Your body will change. You’ll feel more tired for some time. Eventually you might get that energy back. You might actually see little outward change but you will know. You need only compare where you are now to where you were. Can you do more? Walk longer? Faster? Climb more hills? Do more pushups? Stretch further and feel better? Success!


If you ever experience persistent or intense pain, consult a doctor. Fitness and movement aren’t replacements for therapy. Just a piece of the puzzle.


We have this mentality, particularly in America, that you have to have a certain kind of muscled or slender body to be fit. But muscles can be highly specialized. Every kind of fitness will result in different muscles developing and I actually recommend diversity in your movement practice. You don’t have to be a bodybuilder to be fit and artificially inflating the size of your muscles doesn’t mean you’re strong.

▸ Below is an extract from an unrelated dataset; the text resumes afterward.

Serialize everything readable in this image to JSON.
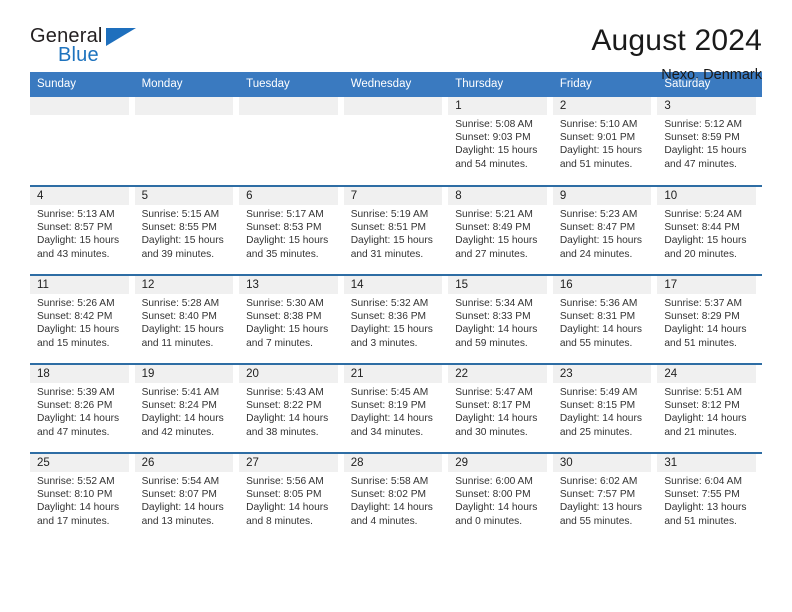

Body image shapes our mental state a lot more than we think. It’s not just the outside shape that others see, but how we feel internally. Excess weight literally drags us down, while ache and pain from inaction becomes chronic and sublimated into a constant bad mood. Our bodies are designed to move. In a not so ancient past, humans were the greatest hunters on the Earth. We literally walked our prey to death. We are not so distant from our origins to ignore the need to move and we don’t attribute that need to how it impacts our mental state at all.


In the course of my movement and fitness journey I’ve pushed myself to get over practicing in public. Looking like an idiot as I try to jump over a railing and trip in front of pedestrians. Struggling to do a pushup on the grass of a public park. But it has helped me immeasurably to connect my mind and body, focus my breathing and feel more myself for moments without a constant nagging worry about everything and I think if you try it, and try again and again to find what will work for you. Movement can help you too.


by Ian M. Cunningham